Is It 'Economics and Psychology?' : The Case of Hyperbolic Discounting
The paper questions the methodology of "economics and psychology". It focuses on the case of hyperbolic discounting. Using some experimental results, I argue that the same sort of evidence which rejects the standard constant discount utility functions can just as easily reject hyperbolic discounting as well. Futhermore, a decision-making procedure based on similarity relation better explains the observations and is more intuitive. The paper concludes that combining "economics and psychology" requires opening the black box of decision-makers rather than modifying funcional forms.
(This abstract was borrowed from another version of this item.)
When requesting a correction, please mention this item's handle: RePEc:cla:levarc:7640. See general information about how to correct material in RePEc.

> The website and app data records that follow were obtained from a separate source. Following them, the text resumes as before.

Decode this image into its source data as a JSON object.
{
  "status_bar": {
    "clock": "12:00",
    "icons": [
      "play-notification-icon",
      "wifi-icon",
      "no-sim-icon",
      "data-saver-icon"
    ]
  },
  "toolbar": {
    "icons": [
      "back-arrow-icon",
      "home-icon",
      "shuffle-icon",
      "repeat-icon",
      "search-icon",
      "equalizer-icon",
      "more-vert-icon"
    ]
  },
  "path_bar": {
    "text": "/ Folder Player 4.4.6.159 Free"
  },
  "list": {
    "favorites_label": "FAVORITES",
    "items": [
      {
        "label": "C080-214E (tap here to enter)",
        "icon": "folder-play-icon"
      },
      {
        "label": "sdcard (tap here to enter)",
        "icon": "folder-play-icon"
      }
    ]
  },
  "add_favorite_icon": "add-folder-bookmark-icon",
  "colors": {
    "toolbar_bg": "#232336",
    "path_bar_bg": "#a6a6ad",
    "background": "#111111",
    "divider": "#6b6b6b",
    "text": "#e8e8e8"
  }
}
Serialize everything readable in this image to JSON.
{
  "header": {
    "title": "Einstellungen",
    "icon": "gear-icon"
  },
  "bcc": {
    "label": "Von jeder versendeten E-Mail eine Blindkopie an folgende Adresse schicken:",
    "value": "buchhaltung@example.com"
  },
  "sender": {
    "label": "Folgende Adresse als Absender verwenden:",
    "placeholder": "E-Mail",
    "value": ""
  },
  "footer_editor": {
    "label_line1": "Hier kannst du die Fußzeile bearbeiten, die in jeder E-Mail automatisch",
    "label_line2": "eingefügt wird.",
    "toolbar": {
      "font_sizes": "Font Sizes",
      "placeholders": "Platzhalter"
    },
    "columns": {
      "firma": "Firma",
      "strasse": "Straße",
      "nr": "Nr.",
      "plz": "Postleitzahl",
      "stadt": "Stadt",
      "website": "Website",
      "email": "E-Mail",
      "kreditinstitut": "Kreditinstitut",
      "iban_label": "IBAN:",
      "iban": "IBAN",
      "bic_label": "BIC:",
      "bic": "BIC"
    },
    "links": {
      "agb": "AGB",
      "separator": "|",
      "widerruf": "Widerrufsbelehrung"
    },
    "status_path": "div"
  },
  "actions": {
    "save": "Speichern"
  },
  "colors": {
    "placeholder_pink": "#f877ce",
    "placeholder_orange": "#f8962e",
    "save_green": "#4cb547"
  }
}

For technical questions regarding this item, or to correct its authors, title, abstract, bibliographic or download information, contact: (David K. Levine)
If references are entirely missing, you can add them using this form.